- TASK DETAILS:
Your answer should consist of every line from the records that holds the string "What".

- DATA EXCERPTS:

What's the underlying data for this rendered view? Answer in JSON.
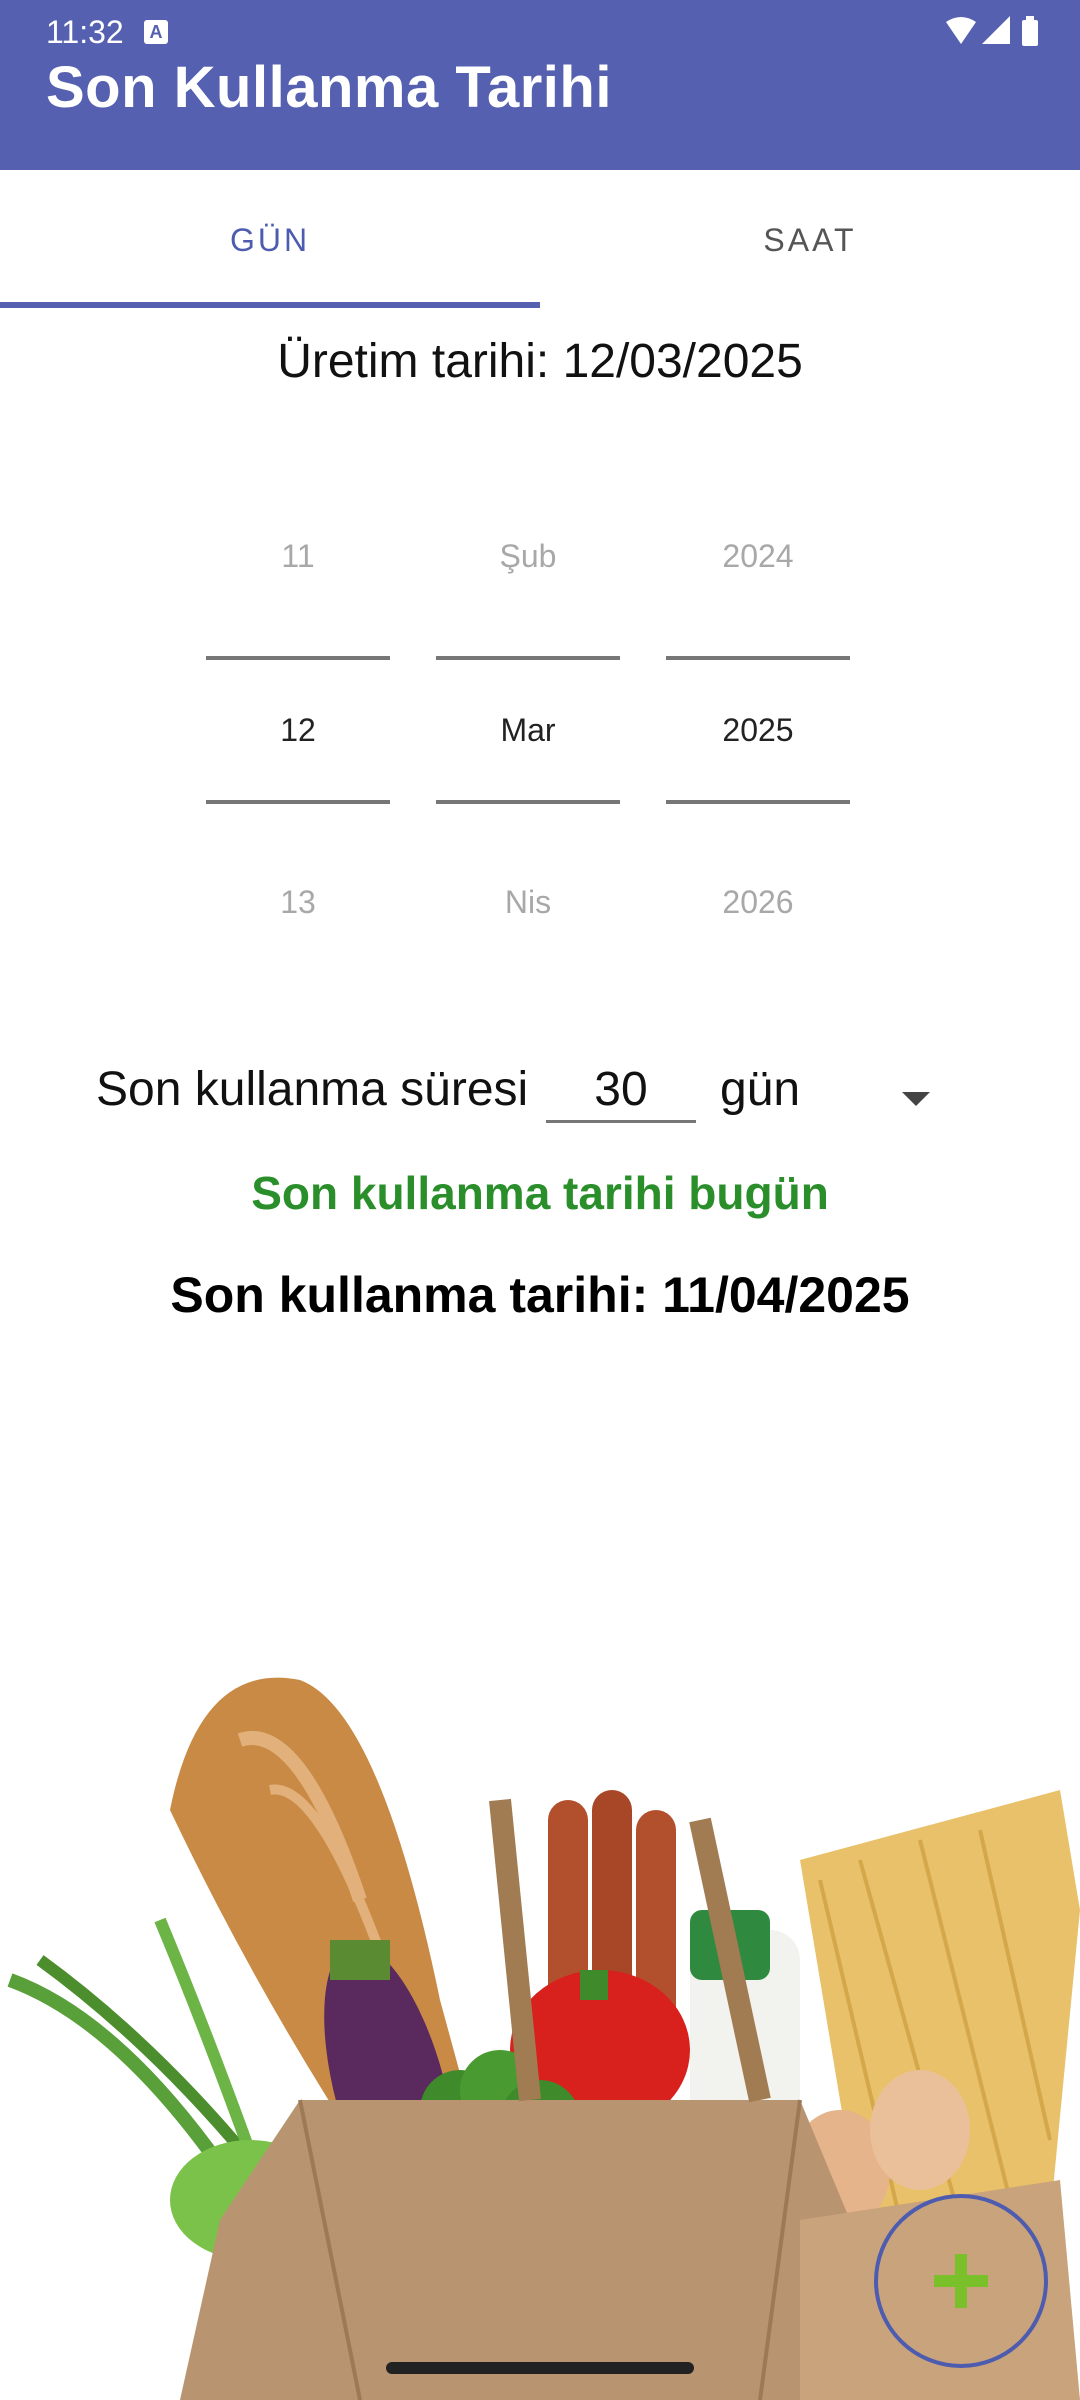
{
  "status_bar": {
    "time": "11:32",
    "notification_glyph": "A"
  },
  "app_bar": {
    "title": "Son Kullanma Tarihi"
  },
  "tabs": [
    {
      "label": "GÜN"
    },
    {
      "label": "SAAT"
    }
  ],
  "production": {
    "text": "Üretim tarihi: 12/03/2025"
  },
  "date_picker": {
    "day": {
      "prev": "11",
      "current": "12",
      "next": "13"
    },
    "month": {
      "prev": "Şub",
      "current": "Mar",
      "next": "Nis"
    },
    "year": {
      "prev": "2024",
      "current": "2025",
      "next": "2026"
    }
  },
  "duration": {
    "label": "Son kullanma süresi",
    "value": "30",
    "unit": "gün"
  },
  "status_message": "Son kullanma tarihi bugün",
  "expiry": {
    "text": "Son kullanma tarihi: 11/04/2025"
  },
  "colors": {
    "primary": "#5561b0",
    "success": "#2a8f2a",
    "fab_icon": "#7ac02a"
  },
  "icons": [
    "wifi-icon",
    "signal-icon",
    "battery-icon",
    "plus-icon"
  ]
}
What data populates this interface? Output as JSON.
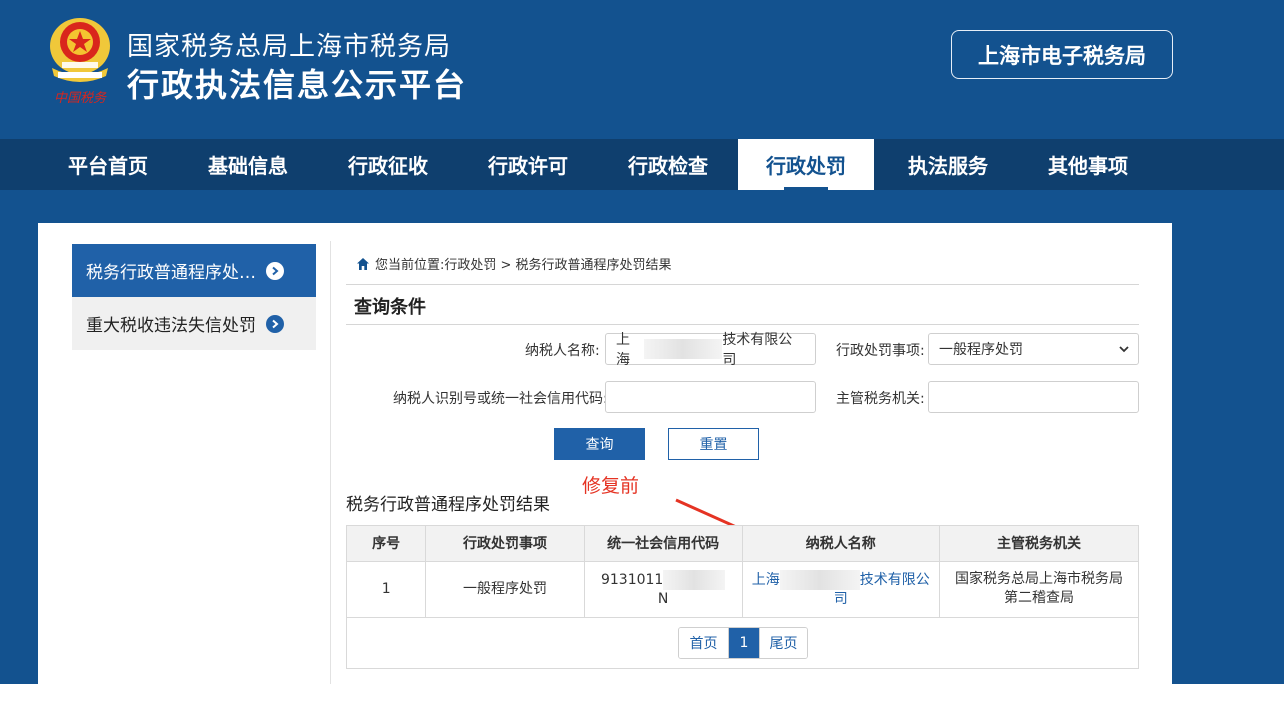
{
  "header": {
    "title_line1": "国家税务总局上海市税务局",
    "title_line2": "行政执法信息公示平台",
    "etax_button": "上海市电子税务局",
    "logo_caption": "中国税务"
  },
  "nav": {
    "items": [
      "平台首页",
      "基础信息",
      "行政征收",
      "行政许可",
      "行政检查",
      "行政处罚",
      "执法服务",
      "其他事项"
    ],
    "active": "行政处罚"
  },
  "sidebar": {
    "items": [
      {
        "label": "税务行政普通程序处罚结果",
        "active": true
      },
      {
        "label": "重大税收违法失信处罚",
        "active": false
      }
    ]
  },
  "breadcrumb": {
    "prefix": "您当前位置:",
    "path": "行政处罚 > 税务行政普通程序处罚结果"
  },
  "query": {
    "section_title": "查询条件",
    "taxpayer_name_label": "纳税人名称:",
    "taxpayer_name_prefix": "上海",
    "taxpayer_name_suffix": "技术有限公司",
    "penalty_item_label": "行政处罚事项:",
    "penalty_item_value": "一般程序处罚",
    "taxpayer_id_label": "纳税人识别号或统一社会信用代码:",
    "taxpayer_id_value": "",
    "authority_label": "主管税务机关:",
    "authority_value": "",
    "query_button": "查询",
    "reset_button": "重置"
  },
  "annotation": {
    "text": "修复前",
    "color": "#e53323"
  },
  "results": {
    "title": "税务行政普通程序处罚结果",
    "columns": [
      "序号",
      "行政处罚事项",
      "统一社会信用代码",
      "纳税人名称",
      "主管税务机关"
    ],
    "rows": [
      {
        "index": "1",
        "penalty_item": "一般程序处罚",
        "credit_code_prefix": "9131011",
        "credit_code_suffix": "N",
        "name_prefix": "上海",
        "name_suffix": "技术有限公司",
        "authority": "国家税务总局上海市税务局第二稽查局"
      }
    ]
  },
  "pager": {
    "first": "首页",
    "current": "1",
    "last": "尾页"
  },
  "colors": {
    "brand": "#13528f",
    "nav_bg": "#0f3f6e",
    "accent": "#2061a8"
  }
}
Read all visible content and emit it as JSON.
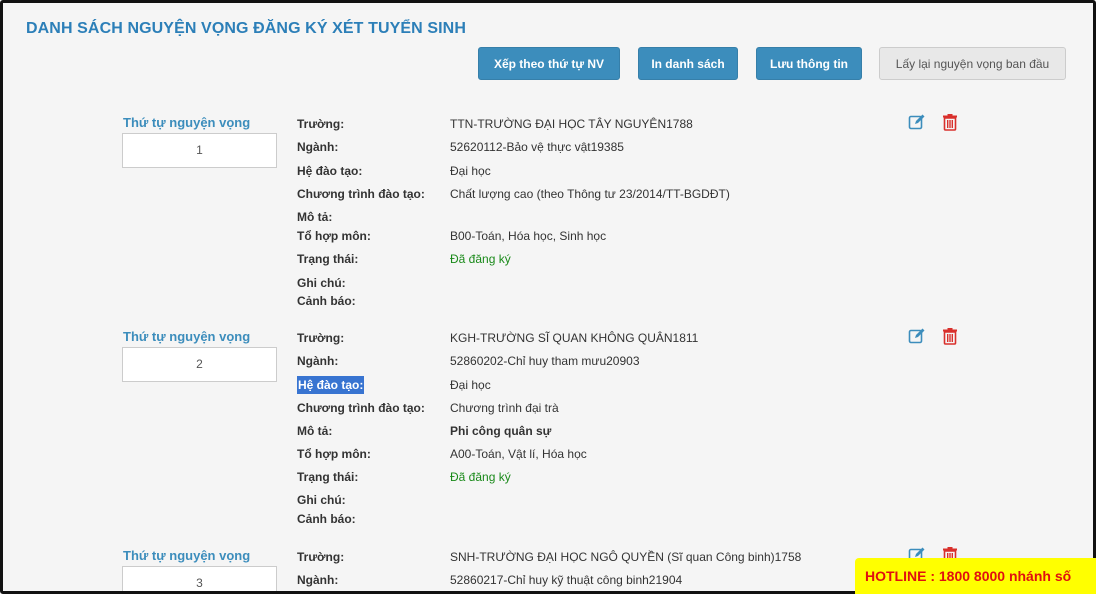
{
  "page": {
    "title": "DANH SÁCH NGUYỆN VỌNG ĐĂNG KÝ XÉT TUYỂN SINH"
  },
  "toolbar": {
    "sort_label": "Xếp theo thứ tự NV",
    "print_label": "In danh sách",
    "save_label": "Lưu thông tin",
    "reset_label": "Lấy lại nguyện vọng ban đầu"
  },
  "labels": {
    "order": "Thứ tự nguyện vọng",
    "school": "Trường:",
    "major": "Ngành:",
    "level": "Hệ đào tạo:",
    "program": "Chương trình đào tạo:",
    "description": "Mô tả:",
    "subjects": "Tổ hợp môn:",
    "status": "Trạng thái:",
    "note": "Ghi chú:",
    "warning": "Cảnh báo:"
  },
  "entries": [
    {
      "order": "1",
      "school": "TTN-TRƯỜNG ĐẠI HỌC TÂY NGUYÊN1788",
      "major": "52620112-Bảo vệ thực vật19385",
      "level": "Đại học",
      "program": "Chất lượng cao (theo Thông tư 23/2014/TT-BGDĐT)",
      "description": "",
      "subjects": "B00-Toán, Hóa học, Sinh học",
      "status": "Đã đăng ký",
      "note": "",
      "warning": ""
    },
    {
      "order": "2",
      "school": "KGH-TRƯỜNG SĨ QUAN KHÔNG QUÂN1811",
      "major": "52860202-Chỉ huy tham mưu20903",
      "level": "Đại học",
      "program": "Chương trình đại trà",
      "description": "Phi công quân sự",
      "subjects": "A00-Toán, Vật lí, Hóa học",
      "status": "Đã đăng ký",
      "note": "",
      "warning": ""
    },
    {
      "order": "3",
      "school": "SNH-TRƯỜNG ĐẠI HỌC NGÔ QUYỀN (Sĩ quan Công binh)1758",
      "major": "52860217-Chỉ huy kỹ thuật công binh21904"
    }
  ],
  "hotline": {
    "text": "HOTLINE : 1800 8000 nhánh số"
  },
  "colors": {
    "title": "#2c7fb8",
    "primary_button": "#3c8dbc",
    "edit_icon": "#3c8dbc",
    "delete_icon": "#d9302c",
    "status_text": "#1a8a1a",
    "hotline_bg": "#ffff00",
    "hotline_text": "#e01010"
  },
  "icons": {
    "edit": "edit-icon",
    "delete": "trash-icon"
  }
}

- RESPONSE AREA:
What's the underlying data for this rendered view? Answer in JSON.
What data populates this interface? Output as JSON.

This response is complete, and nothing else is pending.